▶ ABOUT THIS TASK: Copy everything in the records exactly; the pictures stay out.

▶ DATASET:
+++

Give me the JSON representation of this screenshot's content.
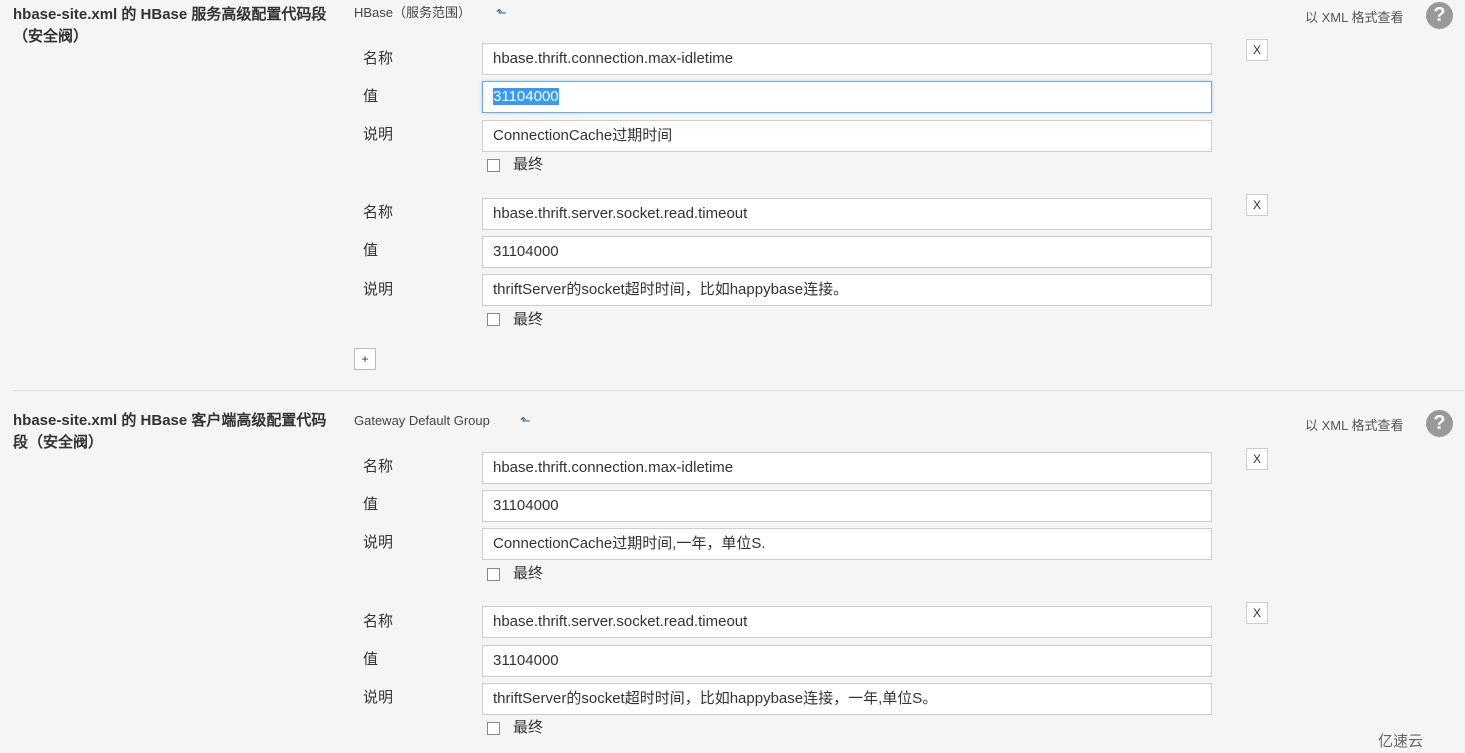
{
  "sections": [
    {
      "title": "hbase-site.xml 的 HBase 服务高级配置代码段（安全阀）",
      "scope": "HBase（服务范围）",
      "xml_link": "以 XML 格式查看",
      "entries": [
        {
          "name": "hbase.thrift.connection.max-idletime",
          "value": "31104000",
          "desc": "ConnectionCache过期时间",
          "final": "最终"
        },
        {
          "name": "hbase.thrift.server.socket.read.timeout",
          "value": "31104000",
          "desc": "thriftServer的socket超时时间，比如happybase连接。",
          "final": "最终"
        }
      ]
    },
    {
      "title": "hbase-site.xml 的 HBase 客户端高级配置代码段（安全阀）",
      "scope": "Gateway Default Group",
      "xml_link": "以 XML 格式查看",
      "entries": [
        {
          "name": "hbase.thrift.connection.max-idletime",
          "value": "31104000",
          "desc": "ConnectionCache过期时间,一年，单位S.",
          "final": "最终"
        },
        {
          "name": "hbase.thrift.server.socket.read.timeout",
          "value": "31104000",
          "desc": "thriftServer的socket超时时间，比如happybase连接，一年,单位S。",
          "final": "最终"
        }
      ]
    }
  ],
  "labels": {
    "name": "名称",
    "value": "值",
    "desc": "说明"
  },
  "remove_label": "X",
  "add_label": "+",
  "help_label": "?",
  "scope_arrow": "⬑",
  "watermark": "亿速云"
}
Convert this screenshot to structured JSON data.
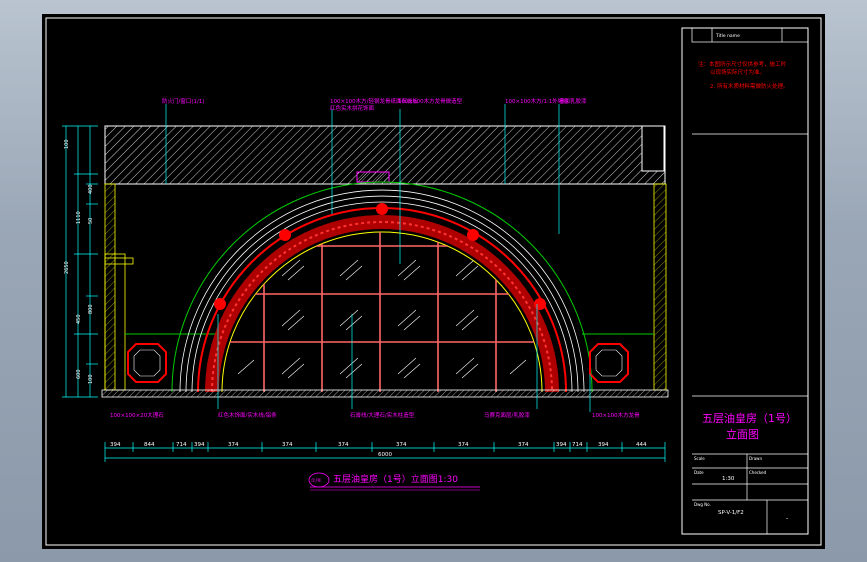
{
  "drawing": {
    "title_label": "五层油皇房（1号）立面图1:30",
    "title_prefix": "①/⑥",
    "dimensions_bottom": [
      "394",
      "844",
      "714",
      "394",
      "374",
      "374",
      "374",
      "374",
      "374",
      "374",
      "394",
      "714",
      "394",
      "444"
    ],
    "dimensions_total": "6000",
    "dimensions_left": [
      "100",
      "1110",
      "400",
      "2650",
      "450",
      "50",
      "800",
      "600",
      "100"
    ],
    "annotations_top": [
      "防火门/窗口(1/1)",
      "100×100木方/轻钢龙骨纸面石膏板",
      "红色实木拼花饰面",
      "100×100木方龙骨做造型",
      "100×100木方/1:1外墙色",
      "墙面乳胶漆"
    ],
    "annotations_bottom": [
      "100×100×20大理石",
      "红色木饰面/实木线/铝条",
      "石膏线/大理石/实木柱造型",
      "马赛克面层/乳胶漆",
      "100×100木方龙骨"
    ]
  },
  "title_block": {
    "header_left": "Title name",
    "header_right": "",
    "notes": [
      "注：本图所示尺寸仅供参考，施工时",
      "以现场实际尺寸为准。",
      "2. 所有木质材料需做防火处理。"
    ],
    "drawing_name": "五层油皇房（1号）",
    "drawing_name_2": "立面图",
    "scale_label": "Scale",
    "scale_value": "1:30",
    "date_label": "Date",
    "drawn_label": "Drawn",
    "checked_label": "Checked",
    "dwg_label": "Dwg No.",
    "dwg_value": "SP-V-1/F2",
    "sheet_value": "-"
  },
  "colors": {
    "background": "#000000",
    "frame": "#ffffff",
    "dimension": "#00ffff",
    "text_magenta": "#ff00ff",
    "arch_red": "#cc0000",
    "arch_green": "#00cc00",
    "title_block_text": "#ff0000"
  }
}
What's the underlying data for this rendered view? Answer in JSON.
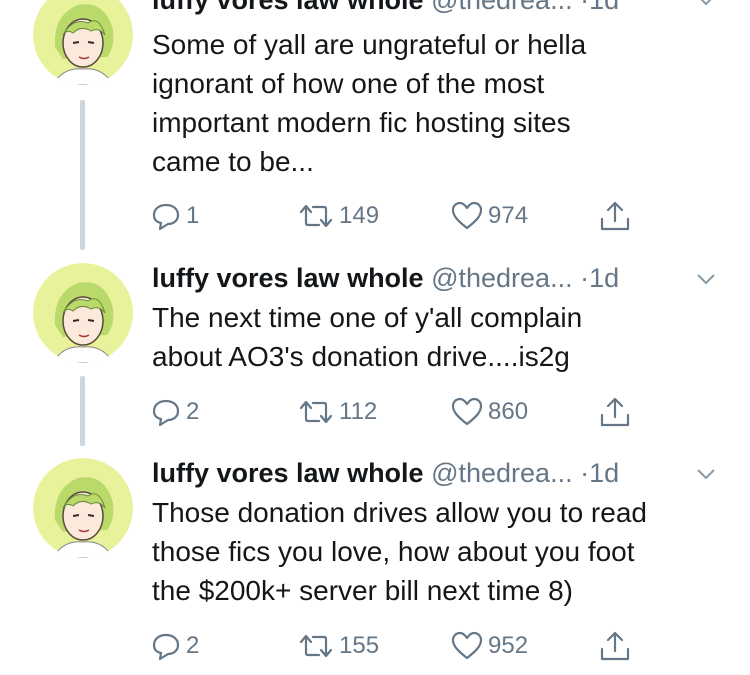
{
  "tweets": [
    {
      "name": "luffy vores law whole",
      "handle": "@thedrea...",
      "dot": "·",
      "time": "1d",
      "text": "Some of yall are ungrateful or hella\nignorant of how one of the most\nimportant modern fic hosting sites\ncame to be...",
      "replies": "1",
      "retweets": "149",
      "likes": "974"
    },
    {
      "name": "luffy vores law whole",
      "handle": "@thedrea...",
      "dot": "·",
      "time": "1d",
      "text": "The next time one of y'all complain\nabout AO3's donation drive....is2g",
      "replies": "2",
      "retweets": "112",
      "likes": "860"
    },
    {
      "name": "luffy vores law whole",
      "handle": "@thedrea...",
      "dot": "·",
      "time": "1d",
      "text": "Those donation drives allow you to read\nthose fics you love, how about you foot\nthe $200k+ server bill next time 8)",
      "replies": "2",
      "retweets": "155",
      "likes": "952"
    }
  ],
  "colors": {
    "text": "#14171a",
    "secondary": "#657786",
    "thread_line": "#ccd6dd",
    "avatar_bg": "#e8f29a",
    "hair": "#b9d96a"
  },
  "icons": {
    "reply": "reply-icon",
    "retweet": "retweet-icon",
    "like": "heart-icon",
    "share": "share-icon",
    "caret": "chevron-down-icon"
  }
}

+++

▶ FINAL ANSWER:
Give me the JSON representation of this screenshot's content.
{
  "sections": [
    {
      "title": "hbase-site.xml 的 HBase 服务高级配置代码段（安全阀）",
      "scope": "HBase（服务范围）",
      "xml_link": "以 XML 格式查看",
      "entries": [
        {
          "name": "hbase.thrift.connection.max-idletime",
          "value": "31104000",
          "desc": "ConnectionCache过期时间",
          "final": "最终"
        },
        {
          "name": "hbase.thrift.server.socket.read.timeout",
          "value": "31104000",
          "desc": "thriftServer的socket超时时间，比如happybase连接。",
          "final": "最终"
        }
      ]
    },
    {
      "title": "hbase-site.xml 的 HBase 客户端高级配置代码段（安全阀）",
      "scope": "Gateway Default Group",
      "xml_link": "以 XML 格式查看",
      "entries": [
        {
          "name": "hbase.thrift.connection.max-idletime",
          "value": "31104000",
          "desc": "ConnectionCache过期时间,一年，单位S.",
          "final": "最终"
        },
        {
          "name": "hbase.thrift.server.socket.read.timeout",
          "value": "31104000",
          "desc": "thriftServer的socket超时时间，比如happybase连接，一年,单位S。",
          "final": "最终"
        }
      ]
    }
  ],
  "labels": {
    "name": "名称",
    "value": "值",
    "desc": "说明"
  },
  "remove_label": "X",
  "add_label": "+",
  "help_label": "?",
  "scope_arrow": "⬑",
  "watermark": "亿速云"
}
Convert this screenshot to structured JSON data.
{
  "drawing": {
    "title_label": "五层油皇房（1号）立面图1:30",
    "title_prefix": "①/⑥",
    "dimensions_bottom": [
      "394",
      "844",
      "714",
      "394",
      "374",
      "374",
      "374",
      "374",
      "374",
      "374",
      "394",
      "714",
      "394",
      "444"
    ],
    "dimensions_total": "6000",
    "dimensions_left": [
      "100",
      "1110",
      "400",
      "2650",
      "450",
      "50",
      "800",
      "600",
      "100"
    ],
    "annotations_top": [
      "防火门/窗口(1/1)",
      "100×100木方/轻钢龙骨纸面石膏板",
      "红色实木拼花饰面",
      "100×100木方龙骨做造型",
      "100×100木方/1:1外墙色",
      "墙面乳胶漆"
    ],
    "annotations_bottom": [
      "100×100×20大理石",
      "红色木饰面/实木线/铝条",
      "石膏线/大理石/实木柱造型",
      "马赛克面层/乳胶漆",
      "100×100木方龙骨"
    ]
  },
  "title_block": {
    "header_left": "Title name",
    "header_right": "",
    "notes": [
      "注：本图所示尺寸仅供参考，施工时",
      "以现场实际尺寸为准。",
      "2. 所有木质材料需做防火处理。"
    ],
    "drawing_name": "五层油皇房（1号）",
    "drawing_name_2": "立面图",
    "scale_label": "Scale",
    "scale_value": "1:30",
    "date_label": "Date",
    "drawn_label": "Drawn",
    "checked_label": "Checked",
    "dwg_label": "Dwg No.",
    "dwg_value": "SP-V-1/F2",
    "sheet_value": "-"
  },
  "colors": {
    "background": "#000000",
    "frame": "#ffffff",
    "dimension": "#00ffff",
    "text_magenta": "#ff00ff",
    "arch_red": "#cc0000",
    "arch_green": "#00cc00",
    "title_block_text": "#ff0000"
  }
}
What's the underlying data for this rendered view? Answer in JSON.
{
  "tweets": [
    {
      "name": "luffy vores law whole",
      "handle": "@thedrea...",
      "dot": "·",
      "time": "1d",
      "text": "Some of yall are ungrateful or hella\nignorant of how one of the most\nimportant modern fic hosting sites\ncame to be...",
      "replies": "1",
      "retweets": "149",
      "likes": "974"
    },
    {
      "name": "luffy vores law whole",
      "handle": "@thedrea...",
      "dot": "·",
      "time": "1d",
      "text": "The next time one of y'all complain\nabout AO3's donation drive....is2g",
      "replies": "2",
      "retweets": "112",
      "likes": "860"
    },
    {
      "name": "luffy vores law whole",
      "handle": "@thedrea...",
      "dot": "·",
      "time": "1d",
      "text": "Those donation drives allow you to read\nthose fics you love, how about you foot\nthe $200k+ server bill next time 8)",
      "replies": "2",
      "retweets": "155",
      "likes": "952"
    }
  ],
  "colors": {
    "text": "#14171a",
    "secondary": "#657786",
    "thread_line": "#ccd6dd",
    "avatar_bg": "#e8f29a",
    "hair": "#b9d96a"
  },
  "icons": {
    "reply": "reply-icon",
    "retweet": "retweet-icon",
    "like": "heart-icon",
    "share": "share-icon",
    "caret": "chevron-down-icon"
  }
}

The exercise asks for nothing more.